7 Passion Sins and Virtues
User's Guide to Sunday, April 17: Passion (Palm) Sunday.
Sunday, April 17, is Passion (Palm) Sunday (Year A, Cycle I), the beginning of Holy Week.
The Procession: Matthew 21:1-11, Psalm 24, Psalm 47
Mass: Isaiah 50:4-7; Psalm 22:8-9, 17-20, 23-24; Philippians 2:6-11; Matthew 26:14–27:66 or 27:11-54
Christ’s passion is a good remedial lesson in the seven deadly sins. Be on the lookout for all seven during the reading — and look for them in your heart.
Pride: When Jesus is in disrepute, Peter’s pride does not allow him to stand by his friend.
Avarice: Judas was led to his betrayal of Christ through complicated motives, but love of money was a major corrosive element for him.

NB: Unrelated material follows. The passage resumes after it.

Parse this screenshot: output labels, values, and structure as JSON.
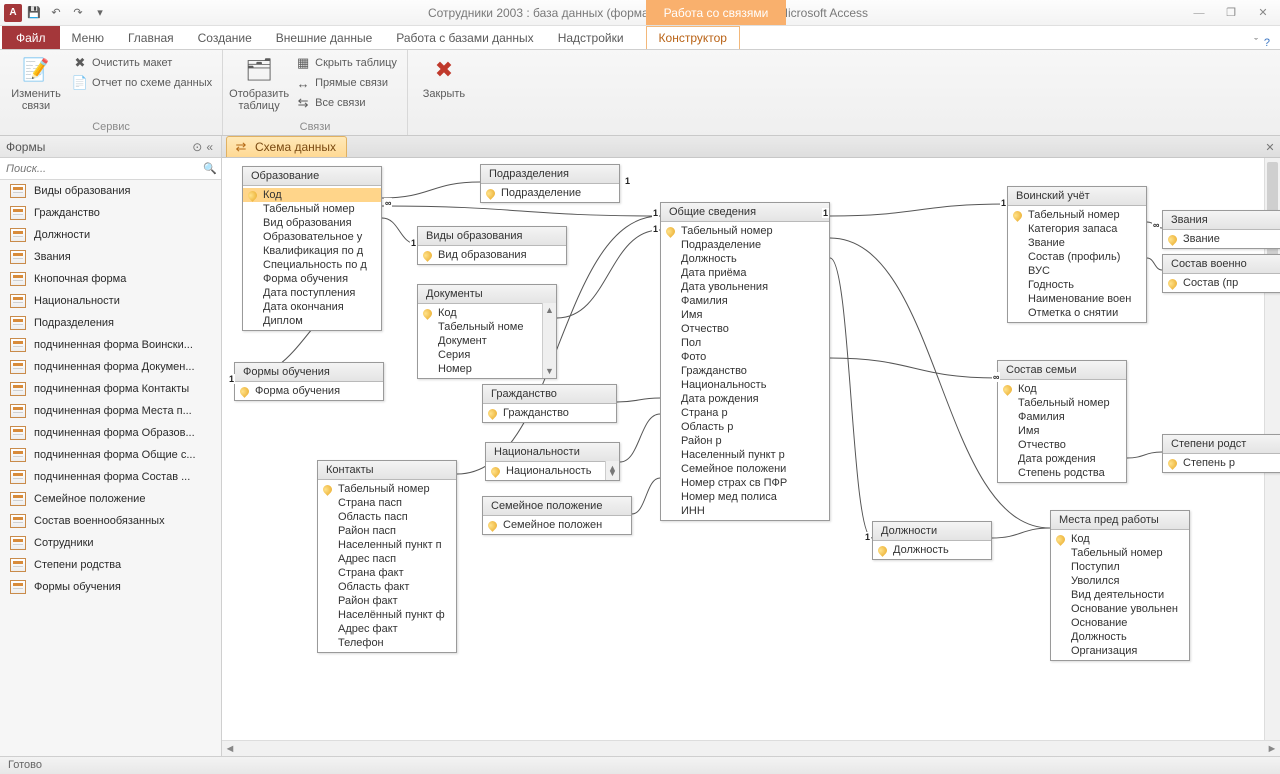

Envy: The Sanhedrin made theological mistakes regarding Jesus, but envy of Jesus’ success is the engine that drives their passion.
Wrath: The crowd that shouts, “Crucify him!” indulges in the anger and hatred of wrath, which apes and mocks true desire for justice.
Lust: The story of the Passion doesn’t depict any impure physical desire, but “lust” can be likened to all sensuality. This we find in the apostles’ unwillingness to stay awake and pray in the Garden.
Gluttony: It is suggestive that the betrayer is given away because he “dips his hand in the bowl with me.” For him, this is one meal that was definitely more about the food than the company.
Sloth: The sin of acedia (sloth) isn’t exactly “laziness.” It is the torpor of not caring about doing the right thing. Pilate starts to understand the wrong in what he is doing, but he does it anyway.
Of course, the Gospel is here to teach us virtue, not merely to recognize sin. Christ shows the opposite virtues from these capital sins.
Humility: Jesus is the model of humility, as he accepts an ignominious death, renouncing pride.
Charity: Jesus shares his Passover meal even with those who are going to betray and abandon him; this is the opposite of avarice.
Love: Far from being caught up in envy, which tries to harm rivals, Jesus gives his enemies chances to do the right thing — and forgives them as they attack him.
Patience: While wrath apes justice as it destroys it, Jesus’ long-suffering acceptance of the faults of his apostles is what saves them in the end.
Chastity: The way Jesus accepts the sufferings of the cross shows the self-discipline necessary for chastity and the antithesis of lust.
Temperance: There is no gluttony in Jesus. Rather than using food as a comfort or using wine to deaden his pain, Jesus uses food as a way to unite with his apostles and refuses to drink on the cross.
Diligence: Jesus shows the opposite of Pilate’s spiritual sluggishness when he says, “My Father, if it is possible, let this cup pass from me; yet, not as I will, but as you will.”
Tom and April Hoopes write from Atchison, Kansas,
where Tom is writer in residence at Benedictine College.
- April 10-23, 2011